Because one day you will become a ghost
In the winter months, my wife and I like to take the dogs for frequent walks on the beach. We prefer winter beach time over the summer; there’s a lot more space and freedom because the tourist have gone home. The town is much friendlier to dogs during the winter and allow off leash time throughout the day—something we can’t get during the summer.
During one of our morning beach walks, I noticed her staring down at the sand. Was it a starfish? Or even better, a live clam? Nope. She was observing my footprints. I could see the curiosity, fascination, and bewilderment gleaming from her face as she pointed out how my whole foot—heel, toes, sole, and all—leave perfectly shaped prints into the sand.

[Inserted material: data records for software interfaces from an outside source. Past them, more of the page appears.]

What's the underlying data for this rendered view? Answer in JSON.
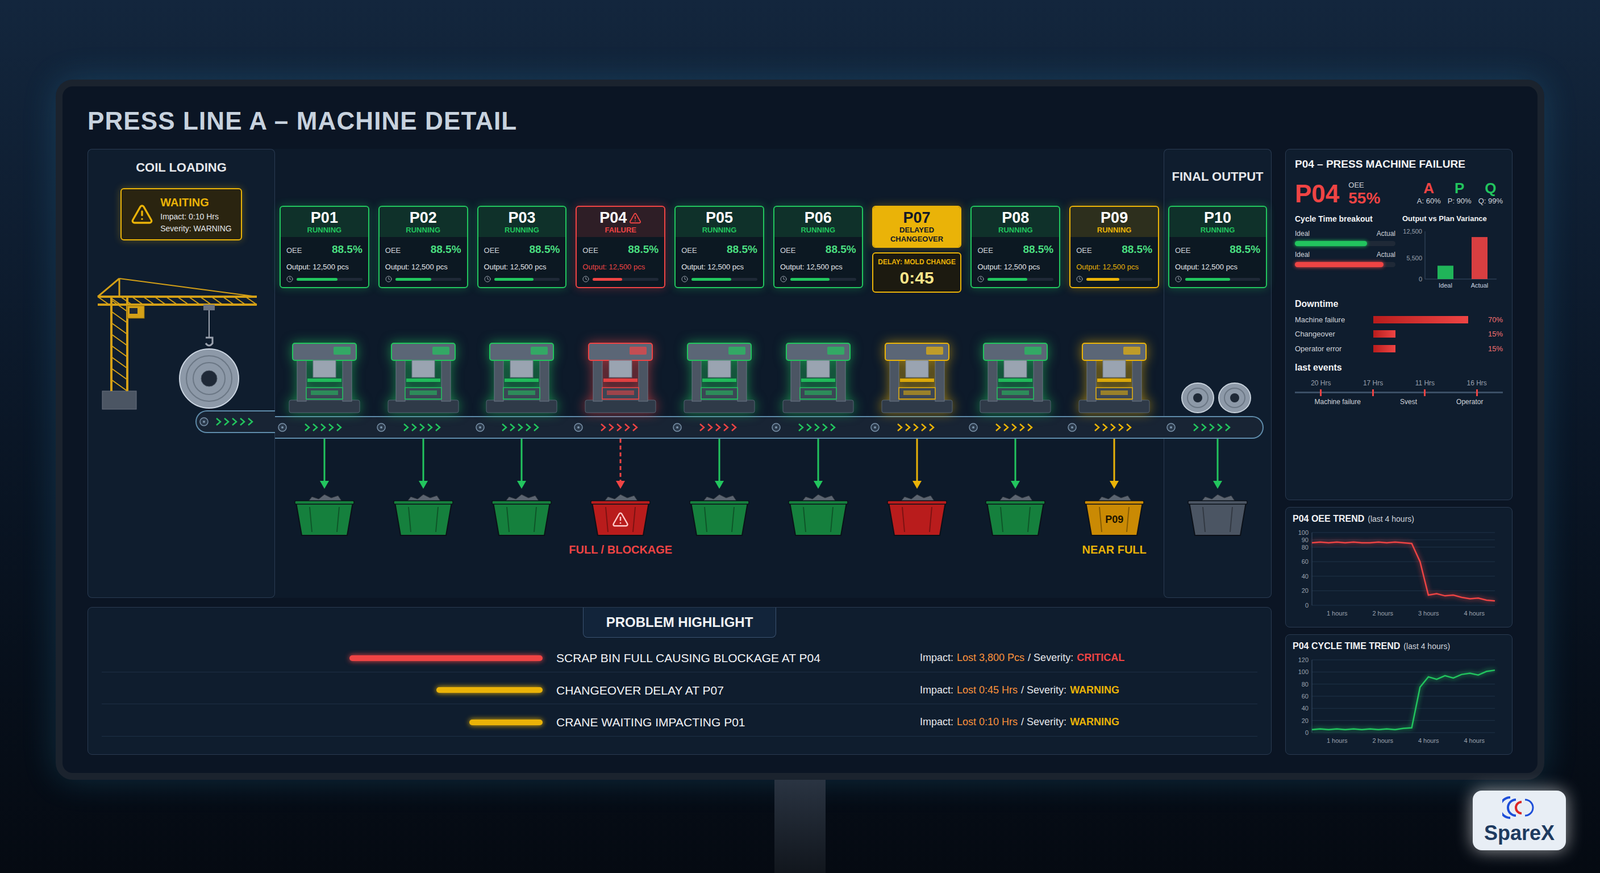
{
  "screen": {
    "title": "PRESS LINE A – MACHINE DETAIL"
  },
  "coil_loading": {
    "title": "COIL LOADING",
    "belt_color": "#22c55e",
    "alert": {
      "status": "WAITING",
      "impact": "Impact: 0:10 Hrs",
      "severity": "Severity: WARNING",
      "color": "#eab308"
    }
  },
  "final_output": {
    "title": "FINAL OUTPUT"
  },
  "stations": [
    {
      "id": "P01",
      "kind": "press",
      "state": "ok",
      "status": "RUNNING",
      "color": "#22c55e",
      "alert": false,
      "oee_label": "OEE",
      "oee": "88.5%",
      "output": "Output: 12,500 pcs",
      "level": 0.62,
      "belt_color": "#22c55e",
      "flow_color": "#22c55e",
      "flow_dashed": false,
      "bin": {
        "color": "#15803d",
        "alert": false
      }
    },
    {
      "id": "P02",
      "kind": "press",
      "state": "ok",
      "status": "RUNNING",
      "color": "#22c55e",
      "alert": false,
      "oee_label": "OEE",
      "oee": "88.5%",
      "output": "Output: 12,500 pcs",
      "level": 0.55,
      "belt_color": "#22c55e",
      "flow_color": "#22c55e",
      "flow_dashed": false,
      "bin": {
        "color": "#15803d",
        "alert": false
      }
    },
    {
      "id": "P03",
      "kind": "press",
      "state": "ok",
      "status": "RUNNING",
      "color": "#22c55e",
      "alert": false,
      "oee_label": "OEE",
      "oee": "88.5%",
      "output": "Output: 12,500 pcs",
      "level": 0.6,
      "belt_color": "#22c55e",
      "flow_color": "#22c55e",
      "flow_dashed": false,
      "bin": {
        "color": "#15803d",
        "alert": false
      }
    },
    {
      "id": "P04",
      "kind": "press",
      "state": "failure",
      "status": "FAILURE",
      "color": "#ef4444",
      "alert": true,
      "oee_label": "OEE",
      "oee": "88.5%",
      "output": "Output: 12,500 pcs",
      "level": 0.45,
      "belt_color": "#ef4444",
      "flow_color": "#ef4444",
      "flow_dashed": true,
      "bin": {
        "color": "#b91c1c",
        "alert": true,
        "label": "FULL / BLOCKAGE"
      }
    },
    {
      "id": "P05",
      "kind": "press",
      "state": "ok",
      "status": "RUNNING",
      "color": "#22c55e",
      "alert": false,
      "oee_label": "OEE",
      "oee": "88.5%",
      "output": "Output: 12,500 pcs",
      "level": 0.6,
      "belt_color": "#ef4444",
      "flow_color": "#22c55e",
      "flow_dashed": false,
      "bin": {
        "color": "#15803d",
        "alert": false
      }
    },
    {
      "id": "P06",
      "kind": "press",
      "state": "ok",
      "status": "RUNNING",
      "color": "#22c55e",
      "alert": false,
      "oee_label": "OEE",
      "oee": "88.5%",
      "output": "Output: 12,500 pcs",
      "level": 0.6,
      "belt_color": "#22c55e",
      "flow_color": "#22c55e",
      "flow_dashed": false,
      "bin": {
        "color": "#15803d",
        "alert": false
      }
    },
    {
      "id": "P07",
      "kind": "changeover",
      "state": "delay",
      "status": "DELAYED CHANGEOVER",
      "color": "#eab308",
      "alert": false,
      "delay": {
        "label": "DELAY: MOLD CHANGE",
        "time": "0:45"
      },
      "belt_color": "#eab308",
      "flow_color": "#eab308",
      "flow_dashed": false,
      "bin": {
        "color": "#b91c1c",
        "alert": false
      }
    },
    {
      "id": "P08",
      "kind": "press",
      "state": "ok",
      "status": "RUNNING",
      "color": "#22c55e",
      "alert": false,
      "oee_label": "OEE",
      "oee": "88.5%",
      "output": "Output: 12,500 pcs",
      "level": 0.6,
      "belt_color": "#eab308",
      "flow_color": "#22c55e",
      "flow_dashed": false,
      "bin": {
        "color": "#15803d",
        "alert": false
      }
    },
    {
      "id": "P09",
      "kind": "press",
      "state": "warning",
      "status": "RUNNING",
      "color": "#eab308",
      "alert": false,
      "oee_label": "OEE",
      "oee": "88.5%",
      "output": "Output: 12,500 pcs",
      "level": 0.5,
      "belt_color": "#eab308",
      "flow_color": "#eab308",
      "flow_dashed": false,
      "bin": {
        "color": "#ca8a04",
        "alert": false,
        "text": "P09",
        "label": "NEAR FULL"
      }
    },
    {
      "id": "P10",
      "kind": "output",
      "state": "ok",
      "status": "RUNNING",
      "color": "#22c55e",
      "alert": false,
      "oee_label": "OEE",
      "oee": "88.5%",
      "output": "Output: 12,500 pcs",
      "level": 0.6,
      "belt_color": "#22c55e",
      "flow_color": "#22c55e",
      "flow_dashed": false,
      "bin": {
        "color": "#4b5563",
        "alert": false
      }
    }
  ],
  "detail": {
    "title": "P04 – PRESS MACHINE FAILURE",
    "machine": "P04",
    "machine_color": "#ef4444",
    "oee_label": "OEE",
    "oee": "55%",
    "apq": [
      {
        "letter": "A",
        "value": "A: 60%",
        "color": "#ef4444"
      },
      {
        "letter": "P",
        "value": "P: 90%",
        "color": "#22c55e"
      },
      {
        "letter": "Q",
        "value": "Q: 99%",
        "color": "#22c55e"
      }
    ],
    "cycle": {
      "title": "Cycle Time breakout",
      "rows": [
        {
          "left": "Ideal",
          "right": "Actual",
          "level": 0.72,
          "color": "#22c55e"
        },
        {
          "left": "Ideal",
          "right": "Actual",
          "level": 0.88,
          "color": "#ef4444"
        }
      ]
    },
    "output": {
      "title": "Output vs Plan Variance",
      "ticks": [
        {
          "label": "12,500",
          "value": 12500
        },
        {
          "label": "5,500",
          "value": 5500
        },
        {
          "label": "0",
          "value": 0
        }
      ],
      "bars": [
        {
          "label": "Ideal",
          "value": 3500,
          "color": "#22c55e"
        },
        {
          "label": "Actual",
          "value": 11000,
          "color": "#ef4444"
        }
      ]
    },
    "downtime": {
      "title": "Downtime",
      "rows": [
        {
          "label": "Machine failure",
          "value": "70%",
          "level": 0.95
        },
        {
          "label": "Changeover",
          "value": "15%",
          "level": 0.22
        },
        {
          "label": "Operator error",
          "value": "15%",
          "level": 0.22
        }
      ]
    },
    "events": {
      "title": "last events",
      "ticks": [
        "20 Hrs",
        "17 Hrs",
        "11 Hrs",
        "16 Hrs"
      ],
      "labels": [
        "Machine failure",
        "Svest",
        "Operator"
      ]
    }
  },
  "oee_trend": {
    "title": "P04 OEE TREND",
    "subtitle": "(last 4 hours)",
    "color": "#ef4444",
    "y_ticks": [
      {
        "label": "100",
        "value": 100
      },
      {
        "label": "90",
        "value": 90
      },
      {
        "label": "80",
        "value": 80
      },
      {
        "label": "60",
        "value": 60
      },
      {
        "label": "40",
        "value": 40
      },
      {
        "label": "20",
        "value": 20
      },
      {
        "label": "0",
        "value": 0
      }
    ],
    "x_ticks": [
      "1 hours",
      "2 hours",
      "3 hours",
      "4 hours"
    ],
    "values": [
      86,
      87,
      86,
      87,
      86,
      87,
      86,
      86,
      87,
      86,
      87,
      86,
      85,
      60,
      14,
      16,
      13,
      14,
      11,
      9,
      10,
      7,
      6
    ]
  },
  "cycle_trend": {
    "title": "P04 CYCLE TIME TREND",
    "subtitle": "(last 4 hours)",
    "color": "#22c55e",
    "y_ticks": [
      {
        "label": "120",
        "value": 120
      },
      {
        "label": "100",
        "value": 100
      },
      {
        "label": "80",
        "value": 80
      },
      {
        "label": "60",
        "value": 60
      },
      {
        "label": "40",
        "value": 40
      },
      {
        "label": "20",
        "value": 20
      },
      {
        "label": "0",
        "value": 0
      }
    ],
    "x_ticks": [
      "1 hours",
      "2 hours",
      "4 hours",
      "4 hours"
    ],
    "values": [
      5,
      6,
      5,
      6,
      5,
      6,
      5,
      6,
      5,
      6,
      5,
      7,
      8,
      75,
      92,
      88,
      94,
      90,
      96,
      98,
      95,
      101,
      103
    ]
  },
  "problems": {
    "title": "PROBLEM HIGHLIGHT",
    "rows": [
      {
        "text": "SCRAP BIN FULL CAUSING BLOCKAGE AT P04",
        "impact_label": "Impact:",
        "impact": "Lost 3,800 Pcs",
        "severity_label": "/ Severity:",
        "severity": "CRITICAL",
        "color": "#ef4444",
        "level": 1
      },
      {
        "text": "CHANGEOVER DELAY AT P07",
        "impact_label": "Impact:",
        "impact": "Lost 0:45 Hrs",
        "severity_label": "/ Severity:",
        "severity": "WARNING",
        "color": "#eab308",
        "level": 0.55
      },
      {
        "text": "CRANE WAITING IMPACTING P01",
        "impact_label": "Impact:",
        "impact": "Lost 0:10 Hrs",
        "severity_label": "/ Severity:",
        "severity": "WARNING",
        "color": "#eab308",
        "level": 0.38
      }
    ]
  },
  "logo": {
    "text": "SpareX"
  }
}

With most people, you only see the heel and toe because the curved arch barely presses upon the earth. Not my feet, I have the flattest of flat feet. She calls them, “2 by 4s,” as if my feet were long flat boards smacking against the ground.
“How do you do that?”, she said.
I shrugged, as if it was the most natural thing that I do (because it is).
I guess it was fascinating to see a trail of flat footprints up and down the coast line. Not because I’m infatuated with my flat feet, but because it looked like an invisible man was following us. Someone once walked that path and left their mark.
That’s when I felt a profound appreciation for my life and existence. Because it was not me that left the footprints in the sand, it was the sand that allowed my foot to make its mark.
The distinction is subtle, but profound. Nature confirmed my existence and acknowledged that I am alive. Nature was allowing me to be here and take up space. It’s an act of grace. How can I respect that graciousness and appreciate this one precious life?
Because one day, there shall be no more footprints in the sand. One day nature will stop confirming my aliveness and will, instead, turn me into a ghost. If I lack appreciation for my life, if I take the graciousness of my existence for granted, I risk dying with regrets.
We often think that regret happens by not doing or saying the right thing, or by not living up to our ideals. But that’s not true, for how can we predict that those different decisions would have created a better or happier life? Maybe those decisions would have created regret.
While much of life is out of our control, what we can control is our appreciation for life. Consistent appreciation is our best chance to live with no regrets.
So I say to you: Appreciate this one life. It’s all you have.